If the walls are sufficiently insulated, warm moist air will not hit a cold surface and condense. This sounds like an eco-home.
I've noticed some thermal tracking on my vented cathedral ceilings towards lower-half where the ceiling meets the wall. My assumption is some of the fiberglass batt insulation was cut too small or slid. Assuming the best option is to cut the sheetrock out in those areas an replace the batt insulation (not fun). As a temporary fix to stop possible moisture from passing through these areas, would a vapor retarder latex primer on the cathedral ceiling help stop moisture? I found Start Right Interior Latex Vapor Barrier Primer and Benjamin Moore Super Spec Latex Vapor Barrier 260.
I have a question. What would you use on bare interior basement concrete floors and walls if you plan on leaving them unfinished? Does waterproofer have the right perm rating, what product do you use in this case? If and when I plan to build eps and framed wall in front of this will this paint be on the wrong side? I'm in nyc metro area. Thanks, Joe

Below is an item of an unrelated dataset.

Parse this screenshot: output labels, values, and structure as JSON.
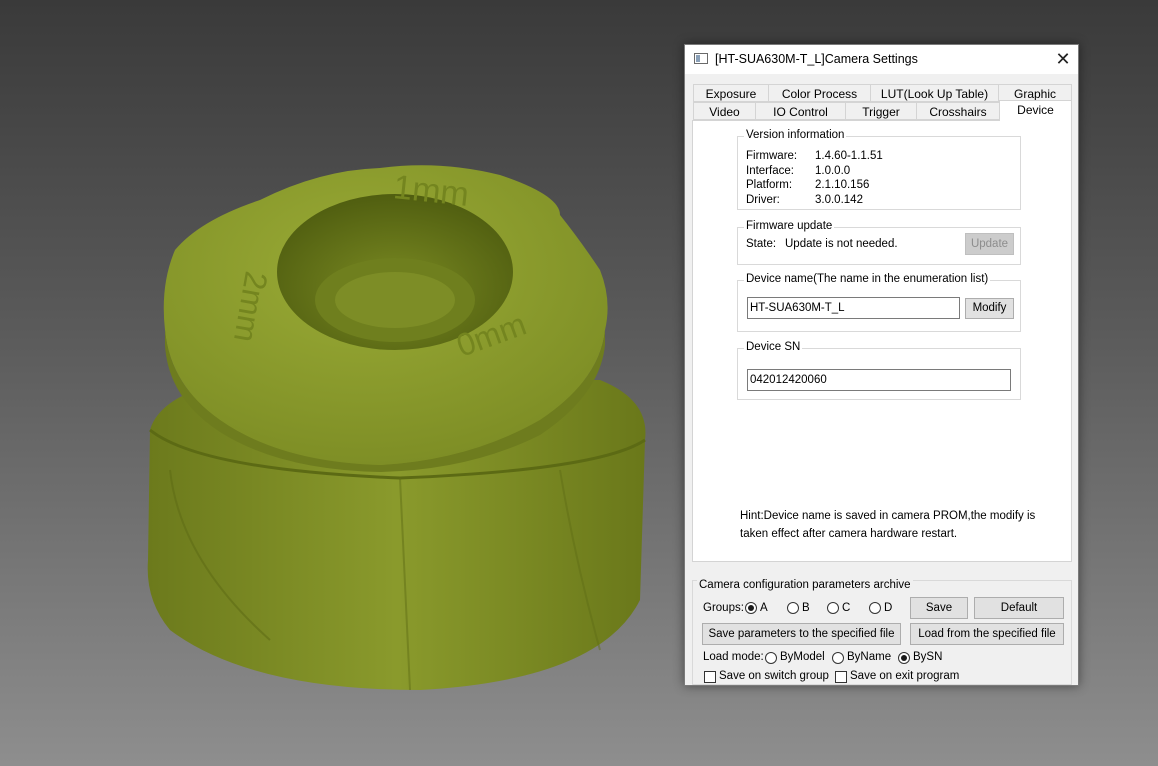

Hi Joseph If you're not going to insulate the basement right away I don't know that I'd put anything up on the walls right now. if you had high radon gas in your basement you might want to consider a membrane like 6-mil poly to mitigate it, but to reduce radon you would need to do the floor as well. At the moment the walls would be drying to the interior a bit, but it wouldn't be any more than a dehumidifier would be able to handle easily. When you get to it, the Rigid EPS foam insulation against the concrete foundation wall will act as a vapor barrier as long as you have at least 2 inches.
My garage ceiling is drywalled and taped. My thought was to blow in insulation and use vapor barrier paint on the finished side. Would this be sufficient? Do you have a recommended product?
Hi Ryan, I can't say for sure if it would be sufficient, safest is to do a poly barrier but I can see how that's a problem. We used a vapor barrier primer from Benjamin Moore. The one less than idea thing about vapor barrier paint and primer is the complete inability to apply a uniform coat. So unless you are cooling your garage in summer you should have no need to have it at all breathable like in the article here, so I would do an extra coat or two to be sure.
So my home built in 1938, Lath and plaster - I have stripped the exterior sheathing down to the studs. I am planning on filling the now empty stud space with R13 Batt insulation, 7/16 OSB (Sturctural sheathing) 3/4 RMax (foil facer both sides) Foil tape obe thejoints, covered with LP Smartboard lap siding, paint.
I assume based on your previous reply, that the oil base paint (layers?) plus the Acrylic paints/primer would serve as an adquate VB for the inside.
Do you see a problem with my approch?